HSR&D Citation Abstracts
Search | Search by Center | Search by Source | Keywords in Title
Chioreso C, Del Vecchio N, Schweizer ML, Schlichting J, Gribovskaja-Rupp I, Charlton ME. Association Between Hospital and Surgeon Volume and Rectal Cancer Surgery Outcomes in Patients With Rectal Cancer Treated Since 2000: Systematic Literature Review and Meta-analysis. Diseases of The Colon and Rectum. 2018 Nov 1; 61(11):1320-1332.
Previous reviews and meta-analyses, which predominantly focused on patients treated before 2000, have reported conflicting evidence about the association between hospital/surgeon volume and rectal cancer outcomes. Given advances in rectal cancer resection, such as total mesorectal excision, it is essential to determine whether volume plays a role in rectal cancer outcomes among patients treated since 2000.
The purpose of this study was to determine whether there is an association between hospital/surgeon volume and rectal cancer surgery outcomes among patients treated since 2000.
We searched PubMed and EMBASE for articles published between January 2000 and December 29, 2017.
Articles that analyzed the association between hospital/surgeon volume and rectal cancer outcomes were selected.
Rectal cancer resection was the study intervention.
MAIN OUTCOME MEASURES:
The outcome measures of this study were surgical morbidity, postoperative mortality, surgical margin positivity, permanent colostomy rates, recurrence, and overall survival.
Although 2845 articles were retrieved and assessed by the search strategy, 21 met the inclusion and exclusion criteria. There was a significant protective association between higher hospital volume and surgical morbidity (OR = 0.80 (95% CI, 0.70-0.93); I = 35%), permanent colostomy (OR = 0.51 (95% CI, 0.29-0.92); I = 34%), and postoperative mortality (OR = 0.62 (95% CI, 0.43-0.88); I = 34%), and overall survival (OR = 0.99 (95% CI, 0.98-1.00); I = 3%). Stratified analysis showed that the magnitude of association between hospital volume and rectal cancer surgery outcomes was stronger in the United States compared with other countries.
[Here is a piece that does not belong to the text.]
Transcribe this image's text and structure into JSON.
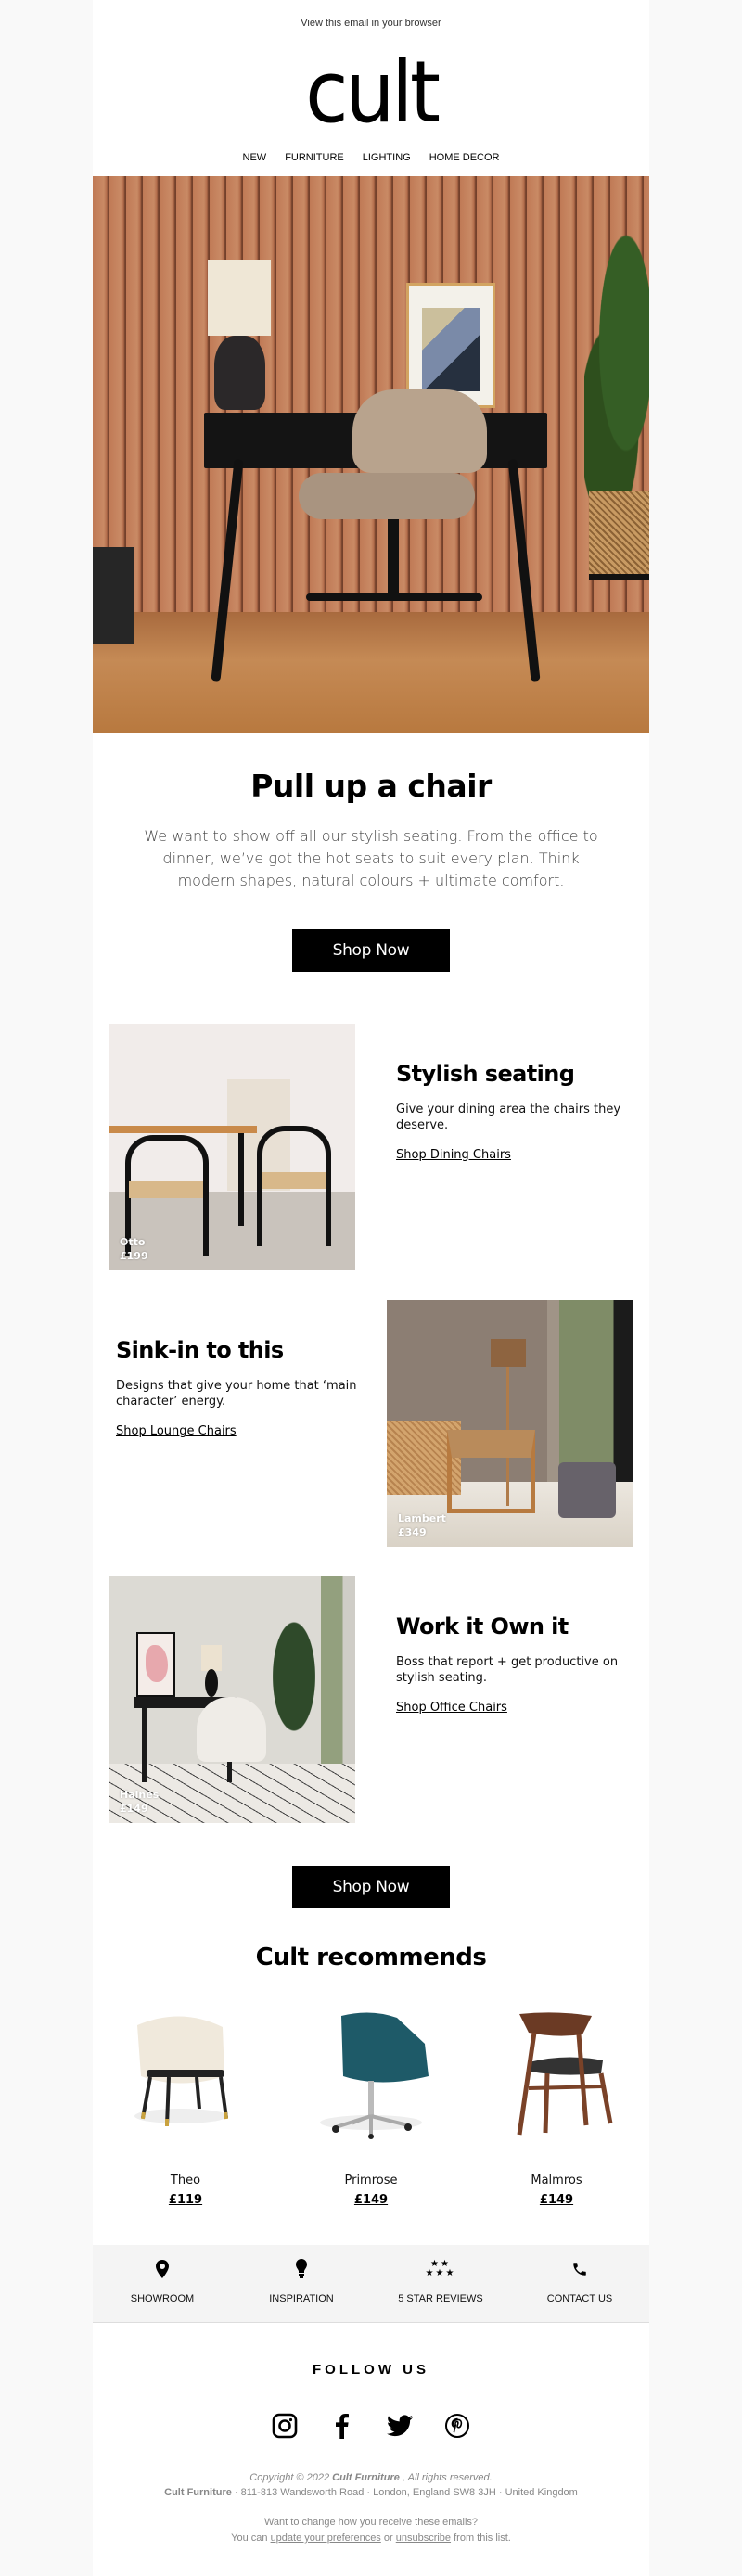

Surgeon volume was not significantly associated with overall survival. The articles included in this analysis were high quality according to the Newcastle-Ottawa scale. Funnel plots suggested that the potential for publication bias was low.
Some articles included rectosigmoid cancers.
Among patients diagnosed since 2000, higher hospital volume has had a significant protective effect on rectal cancer surgery outcomes.